Remember to flash-freeze the fruit in batches on a baking tray first, before transferring them to an airtight bag or container.
This stops the pieces of plantain from sticking together, making it easier to take just the right amount from the freezer when you want to use it.
Can You Freeze Ripe Plantains?
Freezing ripe plantains is a great option if you want to preserve these fruits for longer. More of us are turning to the freezer as a way to reduce food waste, which also means we have a wider range of ingredients available to us at all times!
Here is how to freeze cut ripe plantains:
- Peel the fruit, then cut it into smaller pieces. This can be halves, chunks, rounds, or chips; whatever method you normally use to prepare them for cooking.
- Place the pieces of plantain on a baking sheet lined with parchment paper. Make sure they are in a single layer and they do not touch each other.
- Put the tray in the freezer for around two hours, until the fruit is frozen solid.
- Transfer the frozen plantain chunks to a ziplock freezer bag, expelling as much air as possible.
- Label the bag with the contents and the date, then return it to the freezer.
If you like to roast whole plantains in the oven, you can also freeze your plantains whole for future roasting without peeling or chopping them first!
Here is how to freeze whole ripe plantains:
- Simply separate the fruits from the bunch, and lay them on a baking tray in the freezer until they are frozen solid.
- Then transfer them to a bag or airtight container, ready for you to use next time you are in the mood for a delicious roast plantain with your dinner.
Can You Freeze Cooked Plantains?
One of the joys of plantains is the wide range of cooking methods that can be used — these fruits are incredibly versatile and can be baked, mashed, grilled, fried, boiled, steamed, or roasted. We’re huge fans of maduros!
Luckily, no matter what cooking method you use, cooked plantains store really well in the freezer!
Depending on the cooking method used, cooked plantains can be stored for up to 12 months in the freezer without any deterioration in taste or texture.
Mashed plantain stores particularly well, and this is a great method to preserve this popular side dish for longer. You can also easily freeze fried plantain, whether it’s sliced lengthwise or across.
Whatever method you have used to cook your plantains, the vital thing to remember is that air and moisture will quickly lead to freezer burn.
This means that your cooked plantains should be stored in an airtight bag or container to keep them at their best.
How Long Can Plantains Stay Frozen?
As plantains are a fruit with relatively high moisture content, they do not have a long shelf life when stored in the freezer.
Over time, plantain may begin to lose flavor in the freezer, and it is highly susceptible to freezer burn. Freezer burn is a particular problem when freezing any fruits and vegetables, as it will make the texture tough and leathery.
As a rule of thumb, the larger the pieces of plantain, the longer they can be stored in the freezer.
So, whole unpeeled plantains can be frozen for up to 12 months, whereas small cubes of plantain may start to deteriorate after just 3 months.
How To Defrost Frozen Plantains
The joy of storing plantains in the freezer is that they can be cooked when frozen! Simply take as much as you need from the freezer and cook it using your normal methods.
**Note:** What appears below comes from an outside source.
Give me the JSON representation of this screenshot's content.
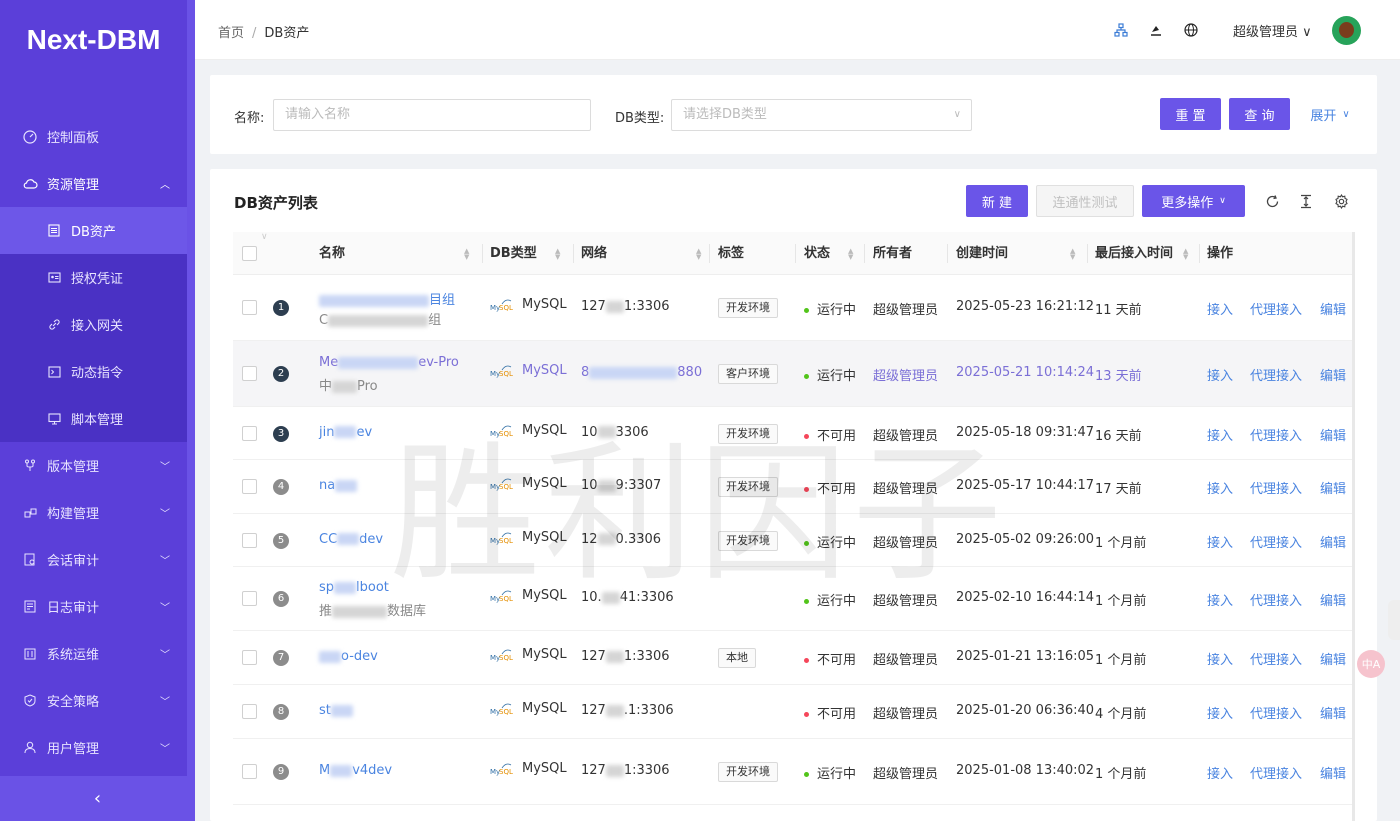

However, this will extend the cooking time, so you may prefer to defrost the plantains first.
The best way to defrost frozen plantains is overnight in the refrigerator.
If you’ve diced your plantains before freezing them, you can take out just enough for your recipe, and leave the remainder in the freezer for another day.
Take the plantain chunks from the freezer and place them inside an airtight container — this will help prevent them from absorbing other flavors and odors from the fridge.
Leave the container in the fridge overnight, until the fruit is fully thawed.
If you are in a rush, plantains can also be defrosted at room temperature or in a warm water bath.
Never defrost frozen plantains in the microwave — the high water content means they will start to cook on the outside before the center is fully thawed.